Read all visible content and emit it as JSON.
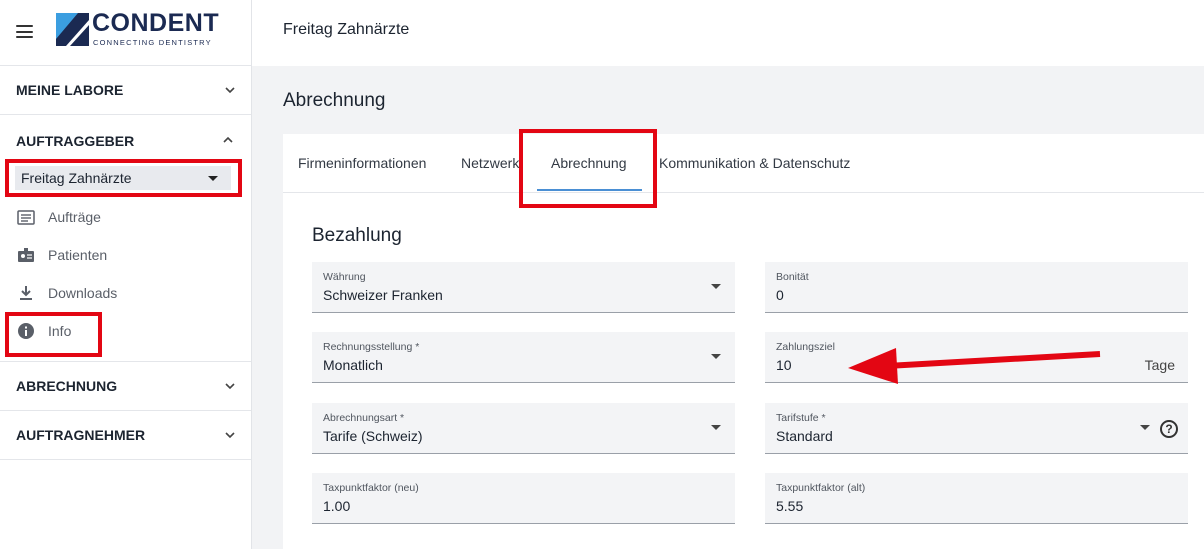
{
  "brand": {
    "name": "CONDENT",
    "tagline": "CONNECTING DENTISTRY"
  },
  "sidebar": {
    "meine_labore": "MEINE LABORE",
    "auftraggeber": "AUFTRAGGEBER",
    "selected_client": "Freitag Zahnärzte",
    "items": [
      {
        "label": "Aufträge",
        "icon": "orders-icon"
      },
      {
        "label": "Patienten",
        "icon": "patients-icon"
      },
      {
        "label": "Downloads",
        "icon": "download-icon"
      },
      {
        "label": "Info",
        "icon": "info-icon"
      }
    ],
    "abrechnung": "ABRECHNUNG",
    "auftragnehmer": "AUFTRAGNEHMER"
  },
  "header": {
    "title": "Freitag Zahnärzte"
  },
  "page": {
    "title": "Abrechnung"
  },
  "tabs": [
    {
      "label": "Firmeninformationen"
    },
    {
      "label": "Netzwerk"
    },
    {
      "label": "Abrechnung",
      "active": true
    },
    {
      "label": "Kommunikation & Datenschutz"
    }
  ],
  "form": {
    "section_title": "Bezahlung",
    "waehrung": {
      "label": "Währung",
      "value": "Schweizer Franken"
    },
    "bonitaet": {
      "label": "Bonität",
      "value": "0"
    },
    "rechnungsstellung": {
      "label": "Rechnungsstellung *",
      "value": "Monatlich"
    },
    "zahlungsziel": {
      "label": "Zahlungsziel",
      "value": "10",
      "suffix": "Tage"
    },
    "abrechnungsart": {
      "label": "Abrechnungsart *",
      "value": "Tarife (Schweiz)"
    },
    "tarifstufe": {
      "label": "Tarifstufe *",
      "value": "Standard",
      "help": "?"
    },
    "taxpunkt_neu": {
      "label": "Taxpunktfaktor (neu)",
      "value": "1.00"
    },
    "taxpunkt_alt": {
      "label": "Taxpunktfaktor (alt)",
      "value": "5.55"
    }
  },
  "colors": {
    "highlight": "#e30613",
    "tab_active": "#4a8fd4",
    "brand": "#1b2a52",
    "logo_blue": "#3b9ee0"
  }
}
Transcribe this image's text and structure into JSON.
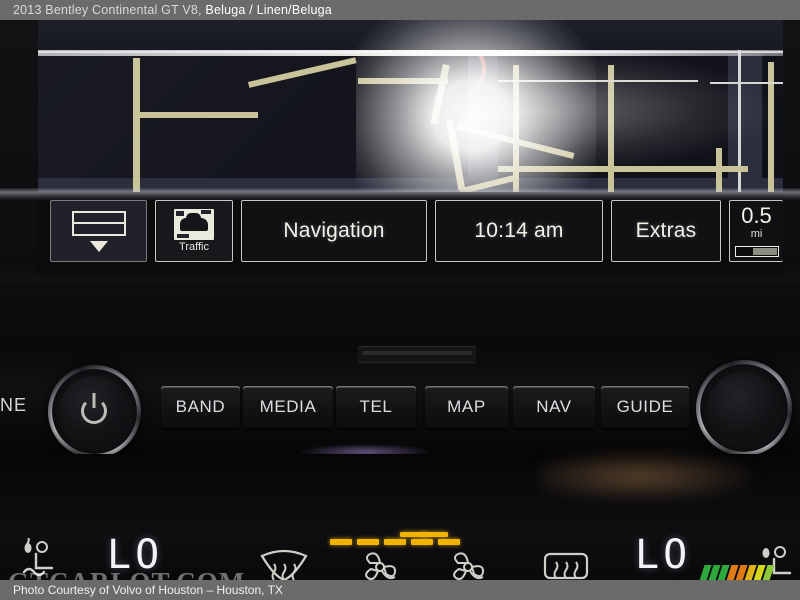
{
  "titlebar": {
    "vehicle": "2013 Bentley Continental GT V8,",
    "colors": "Beluga / Linen/Beluga"
  },
  "footer": {
    "credit": "Photo Courtesy of Volvo of Houston – Houston, TX"
  },
  "watermark": {
    "text": "GTCARLOT.COM"
  },
  "nav_screen": {
    "map": {
      "description": "night-mode navigation map with tan surface streets and dark highways",
      "route_color": "#e86a63",
      "road_color": "#c9c39a",
      "highway_color": "#2a2e3d",
      "background_color": "#141520"
    },
    "menu_bar": {
      "items": [
        {
          "id": "list",
          "icon": "list-icon",
          "label": ""
        },
        {
          "id": "traffic",
          "icon": "traffic-icon",
          "label": "Traffic"
        },
        {
          "id": "navigation",
          "icon": "",
          "label": "Navigation"
        },
        {
          "id": "clock",
          "icon": "",
          "label": "10:14 am"
        },
        {
          "id": "extras",
          "icon": "",
          "label": "Extras"
        }
      ],
      "distance": {
        "value": "0.5",
        "unit": "mi"
      }
    }
  },
  "fascia": {
    "left_knob": {
      "icon": "power-icon",
      "label": "NE"
    },
    "right_knob": {
      "icon": "tune-knob"
    },
    "cd_slot": "media-slot",
    "buttons": [
      {
        "label": "BAND"
      },
      {
        "label": "MEDIA"
      },
      {
        "label": "TEL"
      },
      {
        "label": "MAP"
      },
      {
        "label": "NAV"
      },
      {
        "label": "GUIDE"
      }
    ]
  },
  "climate": {
    "left_temp": "LO",
    "right_temp": "LO",
    "fan_indicator_segments": 5,
    "left_side_segments": 2,
    "right_side_segments": 3,
    "indicator_color": "#f0b400",
    "icons": [
      {
        "name": "seat-ventilation-icon",
        "side": "left"
      },
      {
        "name": "front-defrost-icon",
        "side": "left-center"
      },
      {
        "name": "fan-icon",
        "side": "center-left"
      },
      {
        "name": "fan-icon",
        "side": "center-right"
      },
      {
        "name": "rear-defrost-icon",
        "side": "right-center"
      },
      {
        "name": "seat-ventilation-icon",
        "side": "right"
      }
    ]
  },
  "logo": {
    "stripe_colors": [
      "#2fa83c",
      "#2fa83c",
      "#2fa83c",
      "#e07a14",
      "#e07a14",
      "#e0b414",
      "#d7d71e",
      "#8fc93a"
    ]
  }
}
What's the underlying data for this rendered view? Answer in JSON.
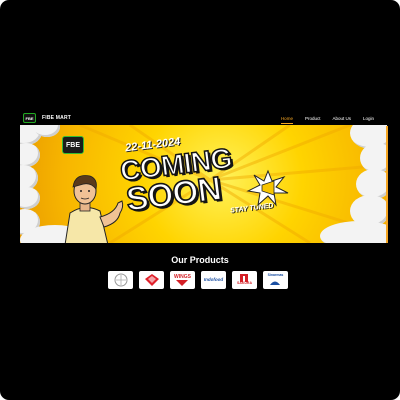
{
  "navbar": {
    "logo_text": "FBE",
    "brand": "FIBE MART",
    "links": [
      {
        "label": "Home",
        "active": true
      },
      {
        "label": "Product",
        "active": false
      },
      {
        "label": "About Us",
        "active": false
      },
      {
        "label": "Login",
        "active": false
      }
    ]
  },
  "banner": {
    "logo_text": "FBE",
    "date": "22-11-2024",
    "headline_1": "COMING",
    "headline_2": "SOON",
    "tagline": "STAY TUNED"
  },
  "products": {
    "title": "Our Products",
    "brands": [
      {
        "name": "",
        "icon": "grey-emblem-logo"
      },
      {
        "name": "",
        "icon": "red-diamond-logo"
      },
      {
        "name": "WINGS",
        "icon": "wings-logo"
      },
      {
        "name": "Indofood",
        "icon": "indofood-logo"
      },
      {
        "name": "SAKURA",
        "icon": "sakura-logo"
      },
      {
        "name": "Sinarmas",
        "icon": "sinarmas-logo"
      }
    ]
  },
  "colors": {
    "accent": "#f5a623",
    "background": "#000000",
    "banner_yellow": "#ffd400"
  }
}
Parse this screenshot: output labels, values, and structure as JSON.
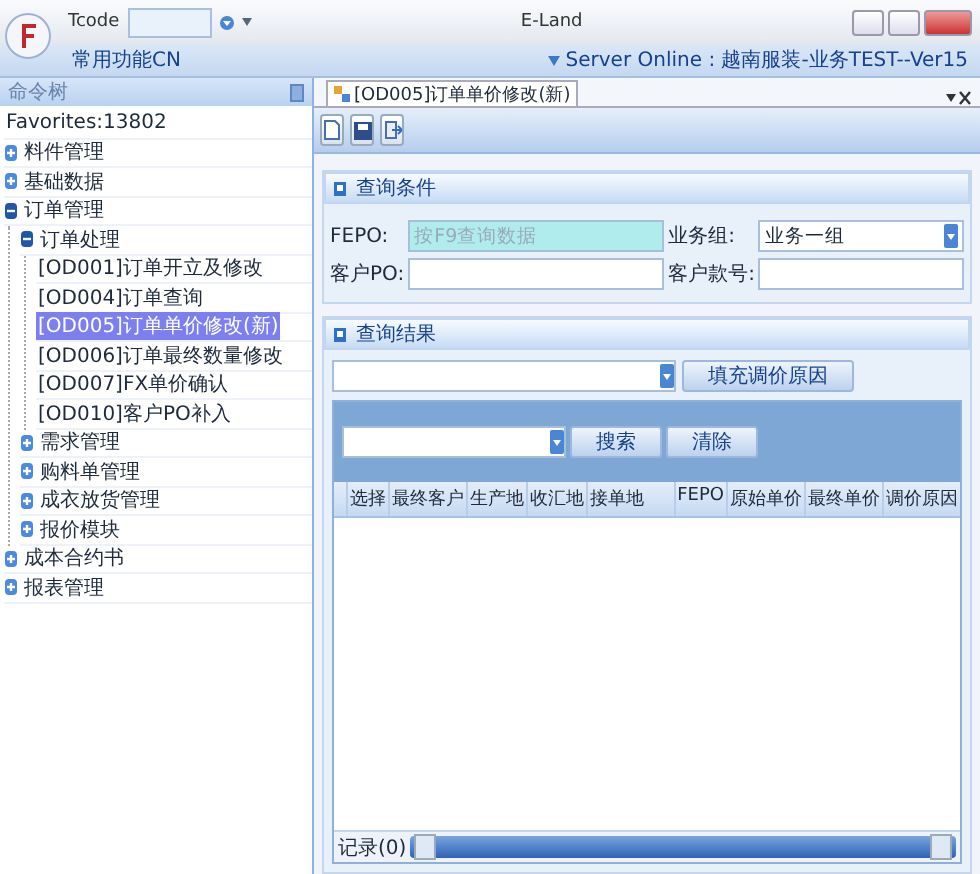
{
  "window": {
    "title": "E-Land",
    "tcode_label": "Tcode"
  },
  "ribbon": {
    "menu_label": "常用功能CN",
    "status": "Server Online : 越南服装-业务TEST--Ver15"
  },
  "sidebar": {
    "title": "命令树",
    "tree": [
      {
        "label": "Favorites:13802",
        "selected": false
      },
      {
        "label": "料件管理",
        "expanded": false,
        "selected": false
      },
      {
        "label": "基础数据",
        "expanded": false,
        "selected": false
      },
      {
        "label": "订单管理",
        "expanded": true,
        "selected": false,
        "children": [
          {
            "label": "订单处理",
            "expanded": true,
            "selected": false,
            "children": [
              {
                "label": "[OD001]订单开立及修改",
                "selected": false
              },
              {
                "label": "[OD004]订单查询",
                "selected": false
              },
              {
                "label": "[OD005]订单单价修改(新)",
                "selected": true
              },
              {
                "label": "[OD006]订单最终数量修改",
                "selected": false
              },
              {
                "label": "[OD007]FX单价确认",
                "selected": false
              },
              {
                "label": "[OD010]客户PO补入",
                "selected": false
              }
            ]
          },
          {
            "label": "需求管理",
            "expanded": false,
            "selected": false
          },
          {
            "label": "购料单管理",
            "expanded": false,
            "selected": false
          },
          {
            "label": "成衣放货管理",
            "expanded": false,
            "selected": false
          },
          {
            "label": "报价模块",
            "expanded": false,
            "selected": false
          }
        ]
      },
      {
        "label": "成本合约书",
        "expanded": false,
        "selected": false
      },
      {
        "label": "报表管理",
        "expanded": false,
        "selected": false
      }
    ]
  },
  "tabs": [
    {
      "label": "[OD005]订单单价修改(新)",
      "selected": true
    }
  ],
  "query": {
    "title": "查询条件",
    "fields": [
      {
        "label": "FEPO:",
        "placeholder": "按F9查询数据",
        "kind": "highlight"
      },
      {
        "label": "业务组:",
        "value": "业务一组",
        "kind": "dropdown"
      },
      {
        "label": "客户PO:",
        "kind": "text"
      },
      {
        "label": "客户款号:",
        "kind": "text"
      }
    ]
  },
  "results": {
    "title": "查询结果",
    "fill_button": "填充调价原因",
    "search_button": "搜索",
    "clear_button": "清除",
    "columns": [
      "选择",
      "最终客户",
      "生产地",
      "收汇地",
      "接单地",
      "FEPO",
      "原始单价",
      "最终单价",
      "调价原因"
    ],
    "record_count": "记录(0)"
  }
}
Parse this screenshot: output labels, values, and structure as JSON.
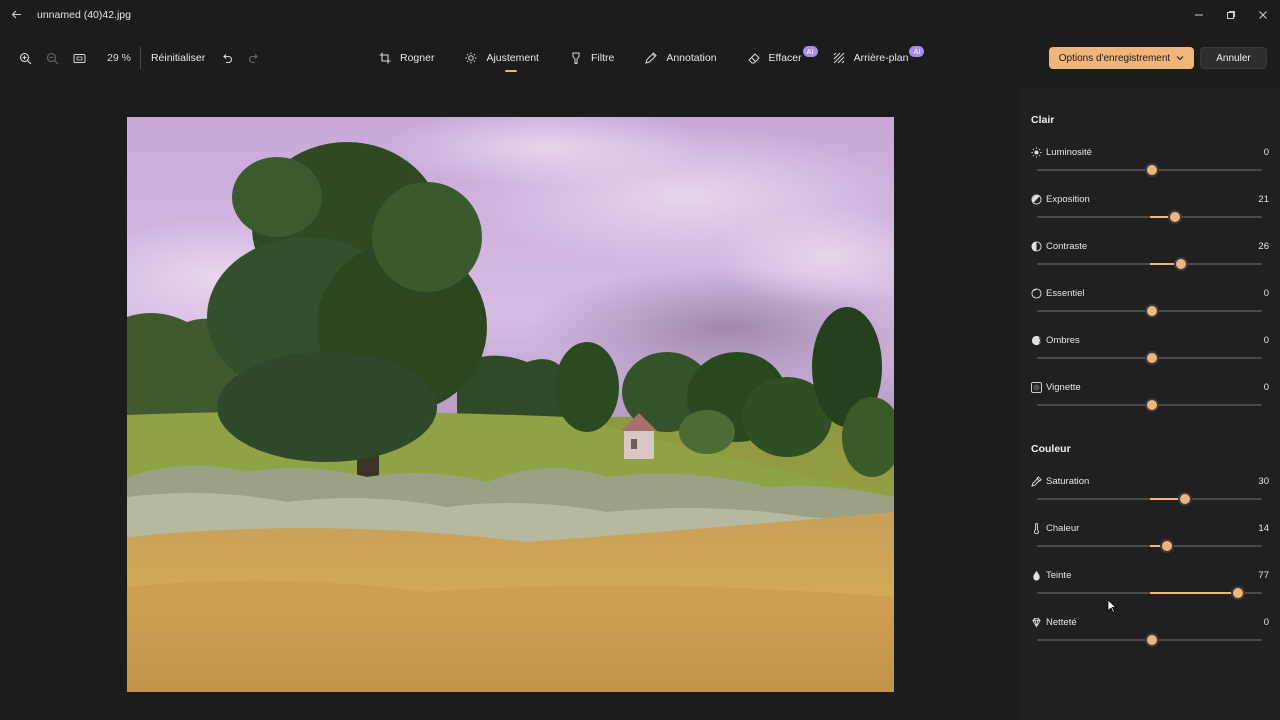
{
  "window": {
    "title": "unnamed (40)42.jpg",
    "minimize_glyph": "—",
    "restore_glyph": "❐",
    "close_glyph": "✕"
  },
  "toolbar": {
    "zoom_value": "29 %",
    "reset_label": "Réinitialiser",
    "icons": [
      "zoom-in-icon",
      "zoom-out-icon",
      "fit-screen-icon",
      "undo-icon",
      "redo-icon"
    ]
  },
  "tools": [
    {
      "label": "Rogner",
      "icon": "crop-icon",
      "active": false,
      "ai": false
    },
    {
      "label": "Ajustement",
      "icon": "brightness-icon",
      "active": true,
      "ai": false
    },
    {
      "label": "Filtre",
      "icon": "filter-icon",
      "active": false,
      "ai": false
    },
    {
      "label": "Annotation",
      "icon": "pen-icon",
      "active": false,
      "ai": false
    },
    {
      "label": "Effacer",
      "icon": "eraser-icon",
      "active": false,
      "ai": true
    },
    {
      "label": "Arrière-plan",
      "icon": "background-icon",
      "active": false,
      "ai": true
    }
  ],
  "ai_badge": "AI",
  "actions": {
    "save_label": "Options d'enregistrement",
    "cancel_label": "Annuler"
  },
  "panel": {
    "light_title": "Clair",
    "color_title": "Couleur",
    "light": [
      {
        "label": "Luminosité",
        "value": "0",
        "level": 0,
        "icon": "sun-icon"
      },
      {
        "label": "Exposition",
        "value": "21",
        "level": 21,
        "icon": "exposure-icon"
      },
      {
        "label": "Contraste",
        "value": "26",
        "level": 26,
        "icon": "contrast-icon"
      },
      {
        "label": "Essentiel",
        "value": "0",
        "level": 0,
        "icon": "highlights-icon"
      },
      {
        "label": "Ombres",
        "value": "0",
        "level": 0,
        "icon": "shadows-icon"
      },
      {
        "label": "Vignette",
        "value": "0",
        "level": 0,
        "icon": "vignette-icon"
      }
    ],
    "color": [
      {
        "label": "Saturation",
        "value": "30",
        "level": 30,
        "icon": "eyedropper-icon"
      },
      {
        "label": "Chaleur",
        "value": "14",
        "level": 14,
        "icon": "thermometer-icon"
      },
      {
        "label": "Teinte",
        "value": "77",
        "level": 77,
        "icon": "droplet-icon"
      },
      {
        "label": "Netteté",
        "value": "0",
        "level": 0,
        "icon": "sharpness-icon"
      }
    ],
    "slider_range": [
      -100,
      100
    ]
  },
  "colors": {
    "accent": "#f0b57a",
    "ai_badge": "#a98be8",
    "background": "#1c1c1c",
    "panel": "#202020"
  }
}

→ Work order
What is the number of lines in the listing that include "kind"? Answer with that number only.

→ Written answer
4